Information -
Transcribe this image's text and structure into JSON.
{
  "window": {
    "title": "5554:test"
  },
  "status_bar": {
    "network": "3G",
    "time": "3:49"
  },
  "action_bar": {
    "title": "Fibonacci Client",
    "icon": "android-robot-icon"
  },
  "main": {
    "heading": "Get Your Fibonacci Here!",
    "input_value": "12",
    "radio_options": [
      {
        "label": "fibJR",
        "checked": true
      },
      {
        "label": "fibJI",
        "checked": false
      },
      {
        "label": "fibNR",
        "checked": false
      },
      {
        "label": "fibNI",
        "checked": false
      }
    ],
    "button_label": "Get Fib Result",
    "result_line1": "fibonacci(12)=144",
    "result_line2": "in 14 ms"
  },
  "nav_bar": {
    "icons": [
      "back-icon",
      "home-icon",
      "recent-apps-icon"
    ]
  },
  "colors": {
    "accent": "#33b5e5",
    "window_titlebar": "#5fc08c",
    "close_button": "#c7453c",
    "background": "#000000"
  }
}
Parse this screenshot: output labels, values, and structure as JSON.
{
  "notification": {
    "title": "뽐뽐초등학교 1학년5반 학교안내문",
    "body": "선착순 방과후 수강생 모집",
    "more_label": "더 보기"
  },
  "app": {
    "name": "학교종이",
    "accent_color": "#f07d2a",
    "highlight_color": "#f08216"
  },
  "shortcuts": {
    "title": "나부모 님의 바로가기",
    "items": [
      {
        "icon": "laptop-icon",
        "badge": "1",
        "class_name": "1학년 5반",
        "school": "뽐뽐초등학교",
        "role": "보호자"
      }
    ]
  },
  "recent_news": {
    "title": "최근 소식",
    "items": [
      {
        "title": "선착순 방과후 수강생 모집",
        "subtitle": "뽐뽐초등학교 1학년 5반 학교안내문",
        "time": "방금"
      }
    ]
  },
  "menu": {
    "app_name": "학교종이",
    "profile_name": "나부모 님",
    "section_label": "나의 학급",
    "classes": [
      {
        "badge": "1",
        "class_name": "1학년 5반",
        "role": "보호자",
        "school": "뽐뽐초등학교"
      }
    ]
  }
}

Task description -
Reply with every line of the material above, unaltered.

Answer for this exercise -
Transcribe this image's text and structure into JSON.
{
  "window": {
    "title": "5554:test"
  },
  "status_bar": {
    "network": "3G",
    "time": "3:49"
  },
  "action_bar": {
    "title": "Fibonacci Client",
    "icon": "android-robot-icon"
  },
  "main": {
    "heading": "Get Your Fibonacci Here!",
    "input_value": "12",
    "radio_options": [
      {
        "label": "fibJR",
        "checked": true
      },
      {
        "label": "fibJI",
        "checked": false
      },
      {
        "label": "fibNR",
        "checked": false
      },
      {
        "label": "fibNI",
        "checked": false
      }
    ],
    "button_label": "Get Fib Result",
    "result_line1": "fibonacci(12)=144",
    "result_line2": "in 14 ms"
  },
  "nav_bar": {
    "icons": [
      "back-icon",
      "home-icon",
      "recent-apps-icon"
    ]
  },
  "colors": {
    "accent": "#33b5e5",
    "window_titlebar": "#5fc08c",
    "close_button": "#c7453c",
    "background": "#000000"
  }
}
Parse this screenshot: output labels, values, and structure as JSON.
{
  "notification": {
    "title": "뽐뽐초등학교 1학년5반 학교안내문",
    "body": "선착순 방과후 수강생 모집",
    "more_label": "더 보기"
  },
  "app": {
    "name": "학교종이",
    "accent_color": "#f07d2a",
    "highlight_color": "#f08216"
  },
  "shortcuts": {
    "title": "나부모 님의 바로가기",
    "items": [
      {
        "icon": "laptop-icon",
        "badge": "1",
        "class_name": "1학년 5반",
        "school": "뽐뽐초등학교",
        "role": "보호자"
      }
    ]
  },
  "recent_news": {
    "title": "최근 소식",
    "items": [
      {
        "title": "선착순 방과후 수강생 모집",
        "subtitle": "뽐뽐초등학교 1학년 5반 학교안내문",
        "time": "방금"
      }
    ]
  },
  "menu": {
    "app_name": "학교종이",
    "profile_name": "나부모 님",
    "section_label": "나의 학급",
    "classes": [
      {
        "badge": "1",
        "class_name": "1학년 5반",
        "role": "보호자",
        "school": "뽐뽐초등학교"
      }
    ]
  }
}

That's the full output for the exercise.